After a great ride on Sunday, I decided to spend an extra day at my parents house, so I didn’t leave for Montreal until Tuesday morning. Not a problem, it’s only 85 miles from there to Montreal where I catch the train to Nova Scotia. The ride north was perfect, not to hot and a light tail wind. I followed dirt roads and low traffic paved roads, through the Missisquoi National Wildlife Refuge, to New York where I crossed into Quebec. Unlike entering the States, all I had to do was show my drivers license and tell them where I’m going and how long I intend to stay. No passport needed, no bags searched and no feeling like a criminal.
After crossing the border I followed the Route Verte, Quebec’s amazing collection of low traffic roads and cycling paths, north through small towns and farmland. Route Verte 2 took me to Saint-Jean-sur-Richelieu where I then joined Route Verte 1, which took me to Montreal.
I’ve traveled this route a few times before, but I am still amazed at the effort the province of Quebec puts into there cycling infrastructure.
My traveling style is definitely low cost, so the one thing I never do is pay to camp. Fortunately, I have found most Canadian’s attitude towards stealth camping to be supportive and I always “leave no trace”, so no harm is done and I’ve never been hassled.
Many sections of the Route Verte allow camping, or at least don’t prohibit it, so with a little work, some great free campsites can be found. I spent my first night in Quebec camped about 30km from Montreal in a patch of woods along the Chambly Canal.
My plan was to get to Montreal early, check my bike and bags at the VIA Rail station, and enjoy some unencumbered time in the city. The closer you get to the city the more cycle paths there are, so it can get a bit confusing at times, but most people are more than willing to tell you the way they think you should go.
Bicycle travel is a huge part of the Quebec culture and many Québécois regularly commute to work by bicycle.
I stopped for some lunch in Old Quebec, a beautiful part of the city that still retains much of it’s old time feel.
I was also told by someone I met that the Jazz Festival was currently going on, but before I went to enjoy the music, I went to the train station to check my bike and bags. The process couldn’t have been easier. It cost around an additional $30 to bring my bike and gear on the train, but no boxing or disassembly was required.

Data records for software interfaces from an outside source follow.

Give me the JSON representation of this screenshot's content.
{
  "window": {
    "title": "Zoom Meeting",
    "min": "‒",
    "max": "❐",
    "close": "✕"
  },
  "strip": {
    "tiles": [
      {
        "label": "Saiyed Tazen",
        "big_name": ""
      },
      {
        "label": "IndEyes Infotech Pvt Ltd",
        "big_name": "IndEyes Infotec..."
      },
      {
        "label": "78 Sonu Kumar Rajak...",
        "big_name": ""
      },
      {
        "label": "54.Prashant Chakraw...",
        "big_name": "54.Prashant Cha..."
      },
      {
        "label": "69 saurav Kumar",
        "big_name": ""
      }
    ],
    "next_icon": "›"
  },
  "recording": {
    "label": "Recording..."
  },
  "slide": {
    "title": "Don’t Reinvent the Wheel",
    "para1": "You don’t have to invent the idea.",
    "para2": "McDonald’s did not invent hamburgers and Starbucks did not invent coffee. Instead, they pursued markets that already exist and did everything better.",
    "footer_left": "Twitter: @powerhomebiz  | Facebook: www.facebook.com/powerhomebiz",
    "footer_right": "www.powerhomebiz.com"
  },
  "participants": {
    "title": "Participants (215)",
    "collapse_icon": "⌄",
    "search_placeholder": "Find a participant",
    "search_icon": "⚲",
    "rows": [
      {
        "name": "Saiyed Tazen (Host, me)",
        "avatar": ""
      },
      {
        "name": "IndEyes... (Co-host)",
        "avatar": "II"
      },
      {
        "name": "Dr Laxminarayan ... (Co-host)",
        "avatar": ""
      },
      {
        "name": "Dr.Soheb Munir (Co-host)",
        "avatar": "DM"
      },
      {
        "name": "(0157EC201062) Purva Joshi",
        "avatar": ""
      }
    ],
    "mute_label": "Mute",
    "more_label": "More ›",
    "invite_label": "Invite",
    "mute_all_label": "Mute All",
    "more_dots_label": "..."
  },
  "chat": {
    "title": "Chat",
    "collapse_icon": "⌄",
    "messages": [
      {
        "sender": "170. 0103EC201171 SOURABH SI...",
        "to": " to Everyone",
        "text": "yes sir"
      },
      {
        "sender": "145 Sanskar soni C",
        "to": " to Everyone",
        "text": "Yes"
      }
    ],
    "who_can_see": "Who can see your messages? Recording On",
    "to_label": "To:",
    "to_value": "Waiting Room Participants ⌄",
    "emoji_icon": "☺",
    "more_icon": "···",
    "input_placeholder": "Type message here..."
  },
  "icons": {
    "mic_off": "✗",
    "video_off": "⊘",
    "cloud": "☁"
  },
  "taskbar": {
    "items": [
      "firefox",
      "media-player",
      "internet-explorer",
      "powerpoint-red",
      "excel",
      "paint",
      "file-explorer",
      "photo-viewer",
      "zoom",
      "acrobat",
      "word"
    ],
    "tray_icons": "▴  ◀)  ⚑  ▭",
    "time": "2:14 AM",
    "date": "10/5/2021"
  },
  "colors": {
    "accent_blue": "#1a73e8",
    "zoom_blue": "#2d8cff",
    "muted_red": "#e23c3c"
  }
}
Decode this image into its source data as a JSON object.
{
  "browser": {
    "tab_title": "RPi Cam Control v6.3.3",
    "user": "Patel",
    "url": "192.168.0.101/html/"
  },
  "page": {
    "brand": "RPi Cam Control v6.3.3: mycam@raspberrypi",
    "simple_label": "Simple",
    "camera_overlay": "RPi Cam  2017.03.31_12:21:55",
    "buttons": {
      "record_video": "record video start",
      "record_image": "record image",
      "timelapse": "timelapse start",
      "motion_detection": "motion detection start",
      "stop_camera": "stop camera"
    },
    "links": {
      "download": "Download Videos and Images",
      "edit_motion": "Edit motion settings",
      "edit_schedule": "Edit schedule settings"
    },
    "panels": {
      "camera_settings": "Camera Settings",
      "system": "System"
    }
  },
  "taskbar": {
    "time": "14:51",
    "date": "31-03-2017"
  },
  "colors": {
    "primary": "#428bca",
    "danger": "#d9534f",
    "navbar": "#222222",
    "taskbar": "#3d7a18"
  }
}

After checking in my bike and gear it was off to enjoy the music.
6:00pm came to soon and it was time to board the train. Next stop, after a 20 hour train ride, Truro, Nova Scotia.